Leave out the pictures and retype everything else in the records below exactly.

##### Source material

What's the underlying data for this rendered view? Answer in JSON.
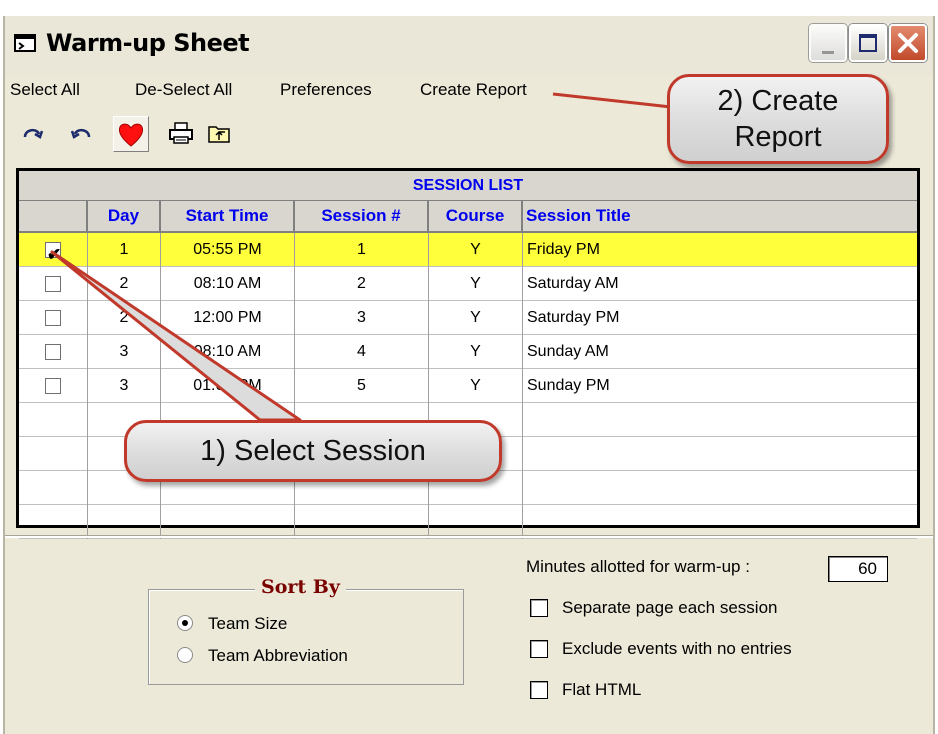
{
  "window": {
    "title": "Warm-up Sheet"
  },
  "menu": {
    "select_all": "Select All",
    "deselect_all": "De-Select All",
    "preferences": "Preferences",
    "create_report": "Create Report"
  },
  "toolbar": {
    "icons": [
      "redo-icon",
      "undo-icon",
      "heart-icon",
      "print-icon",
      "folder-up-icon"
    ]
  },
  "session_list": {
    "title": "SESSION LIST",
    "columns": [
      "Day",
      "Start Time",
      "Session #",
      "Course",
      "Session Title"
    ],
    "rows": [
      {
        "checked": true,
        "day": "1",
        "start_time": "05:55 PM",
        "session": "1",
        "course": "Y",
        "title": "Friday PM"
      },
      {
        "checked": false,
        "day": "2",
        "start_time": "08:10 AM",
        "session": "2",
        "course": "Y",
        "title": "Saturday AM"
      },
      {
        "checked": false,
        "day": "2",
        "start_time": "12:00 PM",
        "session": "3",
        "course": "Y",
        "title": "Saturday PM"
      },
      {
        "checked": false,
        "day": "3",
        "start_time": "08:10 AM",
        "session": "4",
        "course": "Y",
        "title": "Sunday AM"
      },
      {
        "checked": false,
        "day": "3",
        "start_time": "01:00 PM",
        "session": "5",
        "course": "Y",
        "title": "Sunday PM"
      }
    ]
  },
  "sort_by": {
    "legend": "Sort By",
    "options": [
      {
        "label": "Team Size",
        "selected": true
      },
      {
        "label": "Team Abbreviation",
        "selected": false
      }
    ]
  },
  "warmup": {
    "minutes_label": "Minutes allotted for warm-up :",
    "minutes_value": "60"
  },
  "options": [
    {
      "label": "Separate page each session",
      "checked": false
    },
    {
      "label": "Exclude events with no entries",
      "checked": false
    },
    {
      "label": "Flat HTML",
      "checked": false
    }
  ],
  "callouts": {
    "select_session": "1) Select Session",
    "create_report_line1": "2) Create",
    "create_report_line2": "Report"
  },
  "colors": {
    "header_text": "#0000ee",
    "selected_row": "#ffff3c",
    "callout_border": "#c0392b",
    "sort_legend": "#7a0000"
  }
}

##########

Solution to this exercise:
What's the underlying data for this rendered view? Answer in JSON.
{
  "window": {
    "title": "Warm-up Sheet"
  },
  "menu": {
    "select_all": "Select All",
    "deselect_all": "De-Select All",
    "preferences": "Preferences",
    "create_report": "Create Report"
  },
  "toolbar": {
    "icons": [
      "redo-icon",
      "undo-icon",
      "heart-icon",
      "print-icon",
      "folder-up-icon"
    ]
  },
  "session_list": {
    "title": "SESSION LIST",
    "columns": [
      "Day",
      "Start Time",
      "Session #",
      "Course",
      "Session Title"
    ],
    "rows": [
      {
        "checked": true,
        "day": "1",
        "start_time": "05:55 PM",
        "session": "1",
        "course": "Y",
        "title": "Friday PM"
      },
      {
        "checked": false,
        "day": "2",
        "start_time": "08:10 AM",
        "session": "2",
        "course": "Y",
        "title": "Saturday AM"
      },
      {
        "checked": false,
        "day": "2",
        "start_time": "12:00 PM",
        "session": "3",
        "course": "Y",
        "title": "Saturday PM"
      },
      {
        "checked": false,
        "day": "3",
        "start_time": "08:10 AM",
        "session": "4",
        "course": "Y",
        "title": "Sunday AM"
      },
      {
        "checked": false,
        "day": "3",
        "start_time": "01:00 PM",
        "session": "5",
        "course": "Y",
        "title": "Sunday PM"
      }
    ]
  },
  "sort_by": {
    "legend": "Sort By",
    "options": [
      {
        "label": "Team Size",
        "selected": true
      },
      {
        "label": "Team Abbreviation",
        "selected": false
      }
    ]
  },
  "warmup": {
    "minutes_label": "Minutes allotted for warm-up :",
    "minutes_value": "60"
  },
  "options": [
    {
      "label": "Separate page each session",
      "checked": false
    },
    {
      "label": "Exclude events with no entries",
      "checked": false
    },
    {
      "label": "Flat HTML",
      "checked": false
    }
  ],
  "callouts": {
    "select_session": "1) Select Session",
    "create_report_line1": "2) Create",
    "create_report_line2": "Report"
  },
  "colors": {
    "header_text": "#0000ee",
    "selected_row": "#ffff3c",
    "callout_border": "#c0392b",
    "sort_legend": "#7a0000"
  }
}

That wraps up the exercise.